#### Your assignment:
Go through the data line by line. Copy each one holding the string "header".

[Stored records]
--------------------

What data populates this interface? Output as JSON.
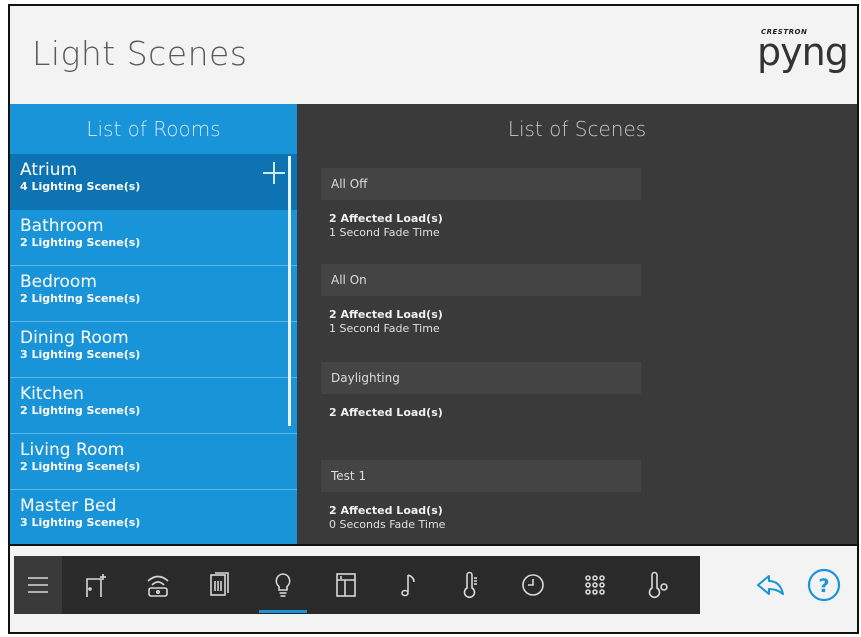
{
  "header": {
    "title": "Light Scenes",
    "brand_small": "CRESTRON",
    "brand_big": "pyng"
  },
  "rooms": {
    "header": "List of Rooms",
    "items": [
      {
        "name": "Atrium",
        "count": "4 Lighting Scene(s)",
        "selected": true
      },
      {
        "name": "Bathroom",
        "count": "2 Lighting Scene(s)"
      },
      {
        "name": "Bedroom",
        "count": "2 Lighting Scene(s)"
      },
      {
        "name": "Dining Room",
        "count": "3 Lighting Scene(s)"
      },
      {
        "name": "Kitchen",
        "count": "2 Lighting Scene(s)"
      },
      {
        "name": "Living Room",
        "count": "2 Lighting Scene(s)"
      },
      {
        "name": "Master Bed",
        "count": "3 Lighting Scene(s)"
      }
    ]
  },
  "scenes": {
    "header": "List of Scenes",
    "items": [
      {
        "name": "All Off",
        "loads": "2 Affected Load(s)",
        "fade": "1 Second Fade Time"
      },
      {
        "name": "All On",
        "loads": "2 Affected Load(s)",
        "fade": "1 Second Fade Time"
      },
      {
        "name": "Daylighting",
        "loads": "2 Affected Load(s)",
        "fade": ""
      },
      {
        "name": "Test 1",
        "loads": "2 Affected Load(s)",
        "fade": "0 Seconds Fade Time"
      }
    ]
  },
  "nav": {
    "icons": [
      "menu-icon",
      "room-door-icon",
      "wifi-remote-icon",
      "shades-icon",
      "lightbulb-icon",
      "window-icon",
      "music-note-icon",
      "thermometer-icon",
      "clock-icon",
      "keypad-icon",
      "temperature-sensor-icon"
    ],
    "active": "lightbulb-icon",
    "accent": "#1a94d8"
  },
  "colors": {
    "rooms_panel": "#1a94d8",
    "rooms_selected": "#0d73b3",
    "scenes_panel": "#3a3a3a",
    "nav_bar": "#2a2a2a"
  }
}
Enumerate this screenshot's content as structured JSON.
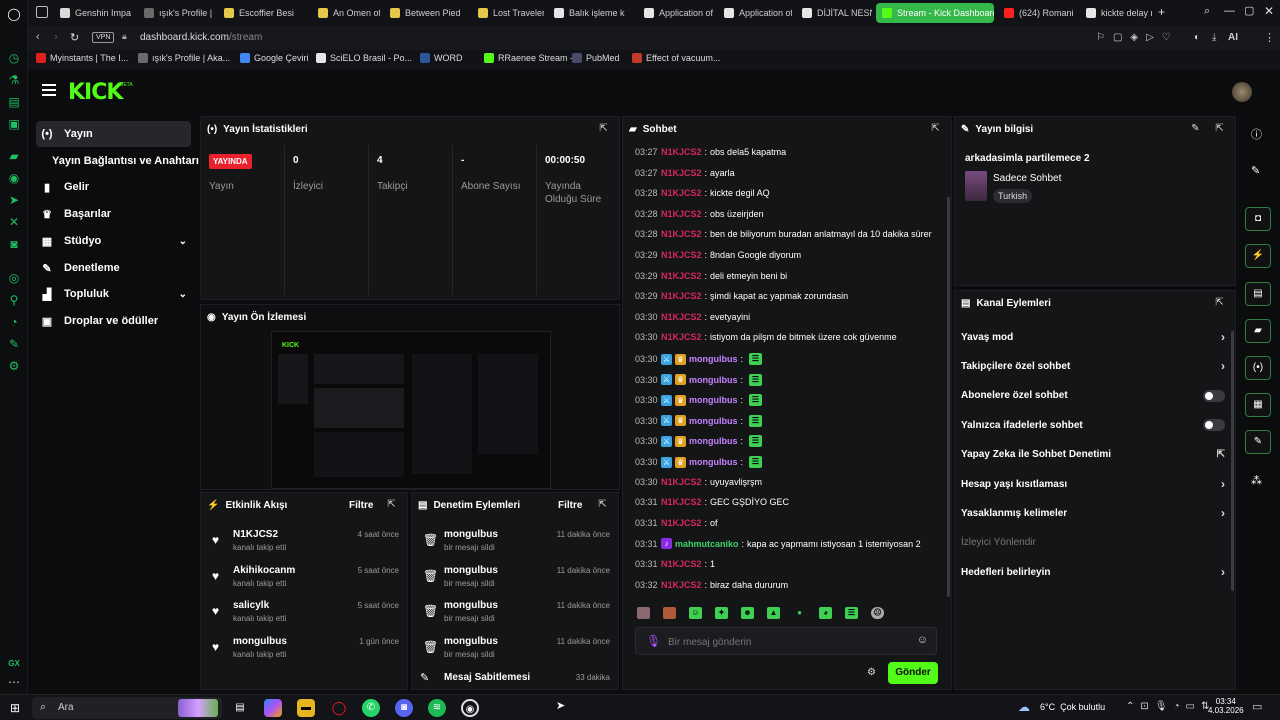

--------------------

#### Response to this exercise:
  "header": {
    "header": "List of Rooms",
    "header": "List of Scenes",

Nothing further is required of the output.